    You are taking these scores far too seriously - 'slightly different' means indistinguishable. I doubt even the people creating the scores could really tell the difference (never mind that your experience would theoretically differ according to how much lighter or heavier you are than the reviewer) however much they pretend they can (they probably spent too much time reading Campagnolos sales literature) and the only way you could is by riding the different wheels back to back. And unless you are buying all of them, neither will you be able to tell them apart. Just buy some wheels. Zondas can be had for well under £300 at the moment. If you are worried about comfoort, put 25mm tyres on them.

    Just buy some wheels. Probably Zondas.
    Faster than a tent.......
  • daniel_b
    daniel_b Posts: 11,753
    If you are talking Zonda money, you could bag the below for circa £310, and sell the tyres for around £40.

    Would neex to e-mail them to check on campag availability though.

    http://www.4thebike.de/laufraeder/rennrad/aluminium/8756/mavic-ksyrium-elite
    Felt F70 05 (Turbo)
    Marin Palisades Trail 91 and 06
    Scott CR1 SL 12
    Cannondale Synapse Adventure 15 & 16 Di2
    Scott Foil 18
  • Thanks for the replies. Rolf the SHARC score and rider-weight issues you mentioned are actually things I'd queried myself in earlier posts but you're the first to pick up on them. Wouldn't it be great if you could do a ride and try scheme like they do for some saddles! It was my thought too that the difference in comfort, in real-world terms, for the Zondas vs Fulcrum 5/Vento may be so small to be difficult to tell, but in other ways the Zondas seem far better, I just wanted a final word of confirmation, so to speak, before shelling out an extra £100!

    Daniel, I'd already be pushing over my budget for the Zonda's, Initially I was looking at Fulcrum 5's as a maximum spend, possibly stretching to the Scirocco's only if confirmed as a much superior wheel, which doesn't seem to be the case.

    So, the Zonda's it is then. JUST out of stock at Ribble, but got them for just a few quid more here: http://www.bike-discount.de/shop/k632/a78814/zonda-clincher-wheel-set-black-campagnolo.html

    Jam butties, officially endorsed by the Diddymen Olympic Squad
  • poid
    poid Posts: 1
    Hi bigflangesmallsprocket (great name!), I know its been a long time but how did you get on with the Zondas?

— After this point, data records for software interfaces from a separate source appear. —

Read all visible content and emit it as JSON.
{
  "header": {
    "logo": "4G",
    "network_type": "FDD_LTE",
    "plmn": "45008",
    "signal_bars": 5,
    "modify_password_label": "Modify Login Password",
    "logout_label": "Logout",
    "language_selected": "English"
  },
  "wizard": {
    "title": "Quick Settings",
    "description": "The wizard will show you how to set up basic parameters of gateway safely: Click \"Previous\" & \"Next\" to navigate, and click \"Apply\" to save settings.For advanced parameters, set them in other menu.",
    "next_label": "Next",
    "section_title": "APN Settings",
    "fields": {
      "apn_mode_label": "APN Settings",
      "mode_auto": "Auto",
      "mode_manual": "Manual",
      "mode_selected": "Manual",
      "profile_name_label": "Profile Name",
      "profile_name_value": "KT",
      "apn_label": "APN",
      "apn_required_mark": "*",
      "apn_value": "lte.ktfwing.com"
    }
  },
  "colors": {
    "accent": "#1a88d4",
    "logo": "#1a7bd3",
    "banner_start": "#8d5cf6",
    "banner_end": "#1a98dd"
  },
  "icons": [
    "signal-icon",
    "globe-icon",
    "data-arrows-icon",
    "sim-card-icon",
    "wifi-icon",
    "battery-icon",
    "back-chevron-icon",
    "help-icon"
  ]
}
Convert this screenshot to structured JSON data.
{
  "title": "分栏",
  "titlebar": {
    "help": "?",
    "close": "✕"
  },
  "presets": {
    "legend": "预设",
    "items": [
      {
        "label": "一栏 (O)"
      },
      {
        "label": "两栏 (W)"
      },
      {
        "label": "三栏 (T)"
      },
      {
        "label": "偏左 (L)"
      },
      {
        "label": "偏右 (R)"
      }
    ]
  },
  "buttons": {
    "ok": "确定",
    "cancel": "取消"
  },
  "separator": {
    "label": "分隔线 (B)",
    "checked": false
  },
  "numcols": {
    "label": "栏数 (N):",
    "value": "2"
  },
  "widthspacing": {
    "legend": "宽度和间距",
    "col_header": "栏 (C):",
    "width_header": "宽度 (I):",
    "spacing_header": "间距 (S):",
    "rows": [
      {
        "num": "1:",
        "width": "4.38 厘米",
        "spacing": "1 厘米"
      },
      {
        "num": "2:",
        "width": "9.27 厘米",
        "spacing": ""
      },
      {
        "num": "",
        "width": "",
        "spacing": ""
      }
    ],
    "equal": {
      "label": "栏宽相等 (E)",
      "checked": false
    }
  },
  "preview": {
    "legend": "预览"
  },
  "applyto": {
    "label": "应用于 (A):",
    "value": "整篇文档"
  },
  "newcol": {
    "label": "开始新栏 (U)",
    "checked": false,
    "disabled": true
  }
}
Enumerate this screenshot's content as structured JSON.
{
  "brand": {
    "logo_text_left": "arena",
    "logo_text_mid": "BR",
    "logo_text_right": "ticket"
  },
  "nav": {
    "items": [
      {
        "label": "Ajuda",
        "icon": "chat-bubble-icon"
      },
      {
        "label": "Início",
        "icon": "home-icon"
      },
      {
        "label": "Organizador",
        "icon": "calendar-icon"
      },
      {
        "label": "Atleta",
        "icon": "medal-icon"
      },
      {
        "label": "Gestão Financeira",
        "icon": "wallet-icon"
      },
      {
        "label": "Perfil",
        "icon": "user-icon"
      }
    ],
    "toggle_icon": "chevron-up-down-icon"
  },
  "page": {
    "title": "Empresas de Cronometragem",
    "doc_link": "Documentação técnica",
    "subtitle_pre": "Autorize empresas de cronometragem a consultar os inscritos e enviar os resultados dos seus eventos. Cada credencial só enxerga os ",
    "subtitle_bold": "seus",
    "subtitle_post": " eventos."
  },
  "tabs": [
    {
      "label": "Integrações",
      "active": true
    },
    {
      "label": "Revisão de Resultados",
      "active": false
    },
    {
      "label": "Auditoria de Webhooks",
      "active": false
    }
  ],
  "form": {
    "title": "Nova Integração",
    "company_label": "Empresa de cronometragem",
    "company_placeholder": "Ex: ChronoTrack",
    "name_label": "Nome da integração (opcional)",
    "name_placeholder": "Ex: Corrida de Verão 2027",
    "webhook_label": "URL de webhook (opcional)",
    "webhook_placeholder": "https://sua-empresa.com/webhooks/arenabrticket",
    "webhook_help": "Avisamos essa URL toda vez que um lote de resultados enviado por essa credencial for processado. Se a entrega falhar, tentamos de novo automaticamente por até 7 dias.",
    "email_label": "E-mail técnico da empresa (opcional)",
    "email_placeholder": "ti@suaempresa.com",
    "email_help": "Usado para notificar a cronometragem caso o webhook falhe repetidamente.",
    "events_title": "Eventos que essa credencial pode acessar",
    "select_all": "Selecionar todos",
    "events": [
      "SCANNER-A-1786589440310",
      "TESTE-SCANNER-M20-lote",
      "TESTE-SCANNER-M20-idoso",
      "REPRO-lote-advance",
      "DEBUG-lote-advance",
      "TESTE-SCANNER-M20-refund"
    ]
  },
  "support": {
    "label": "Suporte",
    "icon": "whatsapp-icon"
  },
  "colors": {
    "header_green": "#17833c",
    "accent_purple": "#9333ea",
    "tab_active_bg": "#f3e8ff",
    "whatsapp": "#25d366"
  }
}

    I'm now looking for a pair of wheels for my Allez 2013 and was originally looking at the Scirocco's, then read this thread and see that you've settled on the Zonda's as everyone seems to rate them highly (these are my first pair of new wheels, so pretty green when it comes to choosing - I commute 60 - 100 miles a week and at weekends on ok-ish roads). Would be interested to hear how you got on with them for the last year or so.